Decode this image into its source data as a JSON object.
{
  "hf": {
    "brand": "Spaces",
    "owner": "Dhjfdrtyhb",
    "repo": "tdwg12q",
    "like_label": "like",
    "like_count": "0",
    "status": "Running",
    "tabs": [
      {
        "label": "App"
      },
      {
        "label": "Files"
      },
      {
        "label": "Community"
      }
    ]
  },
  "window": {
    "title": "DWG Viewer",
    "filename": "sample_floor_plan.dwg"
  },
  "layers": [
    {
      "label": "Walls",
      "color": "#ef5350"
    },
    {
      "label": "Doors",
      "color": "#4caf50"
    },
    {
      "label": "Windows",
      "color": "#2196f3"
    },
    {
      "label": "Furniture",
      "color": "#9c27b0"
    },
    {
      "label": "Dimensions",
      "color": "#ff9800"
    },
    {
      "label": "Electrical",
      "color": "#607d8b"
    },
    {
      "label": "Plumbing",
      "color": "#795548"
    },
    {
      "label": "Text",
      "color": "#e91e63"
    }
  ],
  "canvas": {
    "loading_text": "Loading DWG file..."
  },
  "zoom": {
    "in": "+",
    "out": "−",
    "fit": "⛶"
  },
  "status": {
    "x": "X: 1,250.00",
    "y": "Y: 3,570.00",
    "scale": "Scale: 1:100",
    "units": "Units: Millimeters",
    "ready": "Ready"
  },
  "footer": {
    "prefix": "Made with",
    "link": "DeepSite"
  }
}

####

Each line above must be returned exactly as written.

Decode this image into its source data as a JSON object.
{
  "hf": {
    "brand": "Spaces",
    "owner": "Dhjfdrtyhb",
    "repo": "tdwg12q",
    "like_label": "like",
    "like_count": "0",
    "status": "Running",
    "tabs": [
      {
        "label": "App"
      },
      {
        "label": "Files"
      },
      {
        "label": "Community"
      }
    ]
  },
  "window": {
    "title": "DWG Viewer",
    "filename": "sample_floor_plan.dwg"
  },
  "layers": [
    {
      "label": "Walls",
      "color": "#ef5350"
    },
    {
      "label": "Doors",
      "color": "#4caf50"
    },
    {
      "label": "Windows",
      "color": "#2196f3"
    },
    {
      "label": "Furniture",
      "color": "#9c27b0"
    },
    {
      "label": "Dimensions",
      "color": "#ff9800"
    },
    {
      "label": "Electrical",
      "color": "#607d8b"
    },
    {
      "label": "Plumbing",
      "color": "#795548"
    },
    {
      "label": "Text",
      "color": "#e91e63"
    }
  ],
  "canvas": {
    "loading_text": "Loading DWG file..."
  },
  "zoom": {
    "in": "+",
    "out": "−",
    "fit": "⛶"
  },
  "status": {
    "x": "X: 1,250.00",
    "y": "Y: 3,570.00",
    "scale": "Scale: 1:100",
    "units": "Units: Millimeters",
    "ready": "Ready"
  },
  "footer": {
    "prefix": "Made with",
    "link": "DeepSite"
  }
}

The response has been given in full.